08/21/2006 - Although still quite young, (CNN, the granddaddy of the group, is just 26 years old) cable news is no longer the new kid on the information-delivery block, but rather a rapidly maturing medium whose overall audience appears to be leveling off.
Nielsen Media numbers indicate that ratings for all three cable news channels remained steady for the first half of the year. And a new media consumption survey by the Pew Research Center for the People & the Press found that the percentage of adults who say they regularly watch cable news dropped from 38% in 2004 -- a national election year -- to 34% this year. In another sign of potential trouble for cable news outlets -- which generally benefit from major news events -- the current Middle East crisis hasn't generated noticeable spikes in their primetime audiences.
Still in the heated cable news ratings wars, the big winner continues to be the Fox News Channel, which generates more primetime viewers than CNN and MSNBC combined.
In our sixth roundtable, part of PEJ's series of nine roundtables with industry experts on the future of the news media, experts on Cable TV news share their thoughts on the direction of the industry. And there is disagreement about that future. While some of our analysts say the industry is poised to adapt to the changing news consumer, others seem convinced that dramatic innovations are necessary.
The panelists for this roundtable were:
Rick Kaplan, former President and General Manager, MSNBC
George Niesen, VP & Managing Editor, Kagan Research (an independent media research firm that provides economic, financial and technical analysis for the media & communications industries).
David Payne, Senior VP, CNN News Services & General Manager, CNN.com
Judy Woodruff, Special Correspondent for MacNeil/Lehrer Productions

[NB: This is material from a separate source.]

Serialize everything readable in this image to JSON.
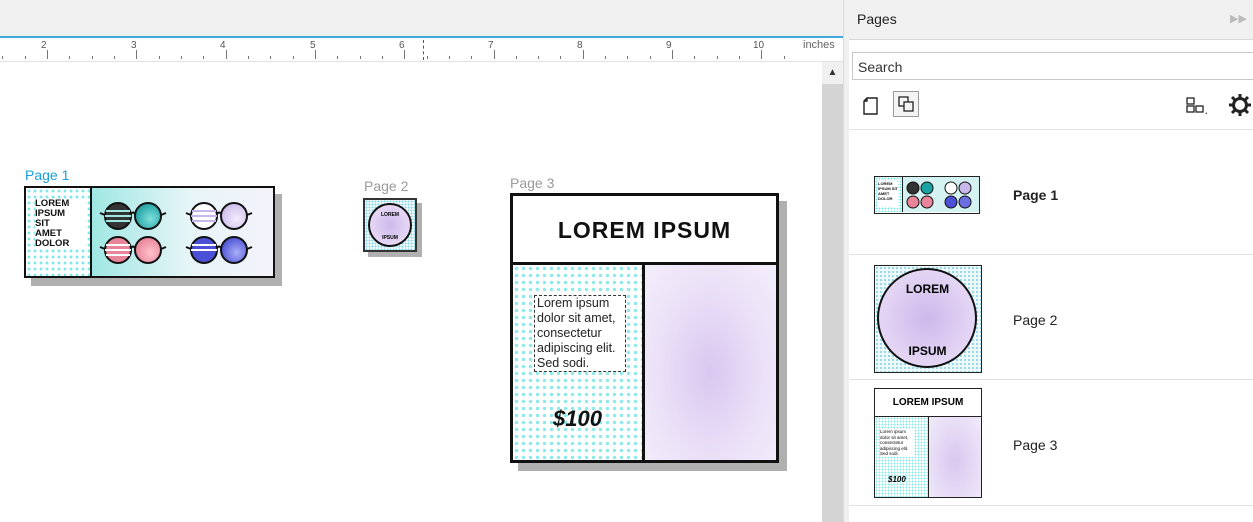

Note: Fox News declined to participate in the discussion
Read the full transcript -- State of the News Media 2006: Cable TV News Roundtable.